# [EXERCISE DESCRIPTION]
Please give the records below back in full, exactly as shown.

# [INFORMATION PROVIDED]
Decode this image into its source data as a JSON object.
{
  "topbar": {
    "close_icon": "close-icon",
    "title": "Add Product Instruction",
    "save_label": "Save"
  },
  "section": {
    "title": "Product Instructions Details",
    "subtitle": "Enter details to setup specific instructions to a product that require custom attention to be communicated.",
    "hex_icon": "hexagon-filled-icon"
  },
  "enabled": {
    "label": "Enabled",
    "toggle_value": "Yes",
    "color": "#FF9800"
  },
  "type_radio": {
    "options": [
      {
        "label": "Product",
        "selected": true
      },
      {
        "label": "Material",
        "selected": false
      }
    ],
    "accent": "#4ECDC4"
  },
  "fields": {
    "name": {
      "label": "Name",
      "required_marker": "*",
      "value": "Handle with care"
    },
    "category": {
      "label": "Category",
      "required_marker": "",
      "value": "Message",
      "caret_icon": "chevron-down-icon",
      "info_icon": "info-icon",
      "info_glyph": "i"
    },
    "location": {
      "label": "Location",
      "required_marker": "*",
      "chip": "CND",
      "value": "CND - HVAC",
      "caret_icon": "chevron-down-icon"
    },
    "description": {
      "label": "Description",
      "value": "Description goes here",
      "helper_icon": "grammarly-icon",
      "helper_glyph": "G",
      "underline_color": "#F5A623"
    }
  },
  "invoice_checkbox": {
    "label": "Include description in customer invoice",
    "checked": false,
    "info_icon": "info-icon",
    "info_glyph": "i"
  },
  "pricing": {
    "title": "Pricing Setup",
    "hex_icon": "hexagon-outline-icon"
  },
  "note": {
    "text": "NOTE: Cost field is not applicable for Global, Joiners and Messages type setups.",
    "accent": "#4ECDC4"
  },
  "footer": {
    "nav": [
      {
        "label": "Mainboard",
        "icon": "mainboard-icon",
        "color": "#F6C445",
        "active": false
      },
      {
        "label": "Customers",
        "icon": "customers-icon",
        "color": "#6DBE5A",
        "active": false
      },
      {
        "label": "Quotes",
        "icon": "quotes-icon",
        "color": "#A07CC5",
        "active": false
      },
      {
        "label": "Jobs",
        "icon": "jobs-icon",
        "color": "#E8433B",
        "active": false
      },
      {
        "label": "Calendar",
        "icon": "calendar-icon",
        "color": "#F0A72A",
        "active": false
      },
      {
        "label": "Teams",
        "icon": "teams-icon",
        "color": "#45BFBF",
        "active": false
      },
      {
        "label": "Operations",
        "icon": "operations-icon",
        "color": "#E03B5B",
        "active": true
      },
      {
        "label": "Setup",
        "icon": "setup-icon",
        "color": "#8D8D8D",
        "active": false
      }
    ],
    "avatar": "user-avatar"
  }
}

# [RESULT OF THIS EXERCISE]
Decode this image into its source data as a JSON object.
{
  "topbar": {
    "close_icon": "close-icon",
    "title": "Add Product Instruction",
    "save_label": "Save"
  },
  "section": {
    "title": "Product Instructions Details",
    "subtitle": "Enter details to setup specific instructions to a product that require custom attention to be communicated.",
    "hex_icon": "hexagon-filled-icon"
  },
  "enabled": {
    "label": "Enabled",
    "toggle_value": "Yes",
    "color": "#FF9800"
  },
  "type_radio": {
    "options": [
      {
        "label": "Product",
        "selected": true
      },
      {
        "label": "Material",
        "selected": false
      }
    ],
    "accent": "#4ECDC4"
  },
  "fields": {
    "name": {
      "label": "Name",
      "required_marker": "*",
      "value": "Handle with care"
    },
    "category": {
      "label": "Category",
      "required_marker": "",
      "value": "Message",
      "caret_icon": "chevron-down-icon",
      "info_icon": "info-icon",
      "info_glyph": "i"
    },
    "location": {
      "label": "Location",
      "required_marker": "*",
      "chip": "CND",
      "value": "CND - HVAC",
      "caret_icon": "chevron-down-icon"
    },
    "description": {
      "label": "Description",
      "value": "Description goes here",
      "helper_icon": "grammarly-icon",
      "helper_glyph": "G",
      "underline_color": "#F5A623"
    }
  },
  "invoice_checkbox": {
    "label": "Include description in customer invoice",
    "checked": false,
    "info_icon": "info-icon",
    "info_glyph": "i"
  },
  "pricing": {
    "title": "Pricing Setup",
    "hex_icon": "hexagon-outline-icon"
  },
  "note": {
    "text": "NOTE: Cost field is not applicable for Global, Joiners and Messages type setups.",
    "accent": "#4ECDC4"
  },
  "footer": {
    "nav": [
      {
        "label": "Mainboard",
        "icon": "mainboard-icon",
        "color": "#F6C445",
        "active": false
      },
      {
        "label": "Customers",
        "icon": "customers-icon",
        "color": "#6DBE5A",
        "active": false
      },
      {
        "label": "Quotes",
        "icon": "quotes-icon",
        "color": "#A07CC5",
        "active": false
      },
      {
        "label": "Jobs",
        "icon": "jobs-icon",
        "color": "#E8433B",
        "active": false
      },
      {
        "label": "Calendar",
        "icon": "calendar-icon",
        "color": "#F0A72A",
        "active": false
      },
      {
        "label": "Teams",
        "icon": "teams-icon",
        "color": "#45BFBF",
        "active": false
      },
      {
        "label": "Operations",
        "icon": "operations-icon",
        "color": "#E03B5B",
        "active": true
      },
      {
        "label": "Setup",
        "icon": "setup-icon",
        "color": "#8D8D8D",
        "active": false
      }
    ],
    "avatar": "user-avatar"
  }
}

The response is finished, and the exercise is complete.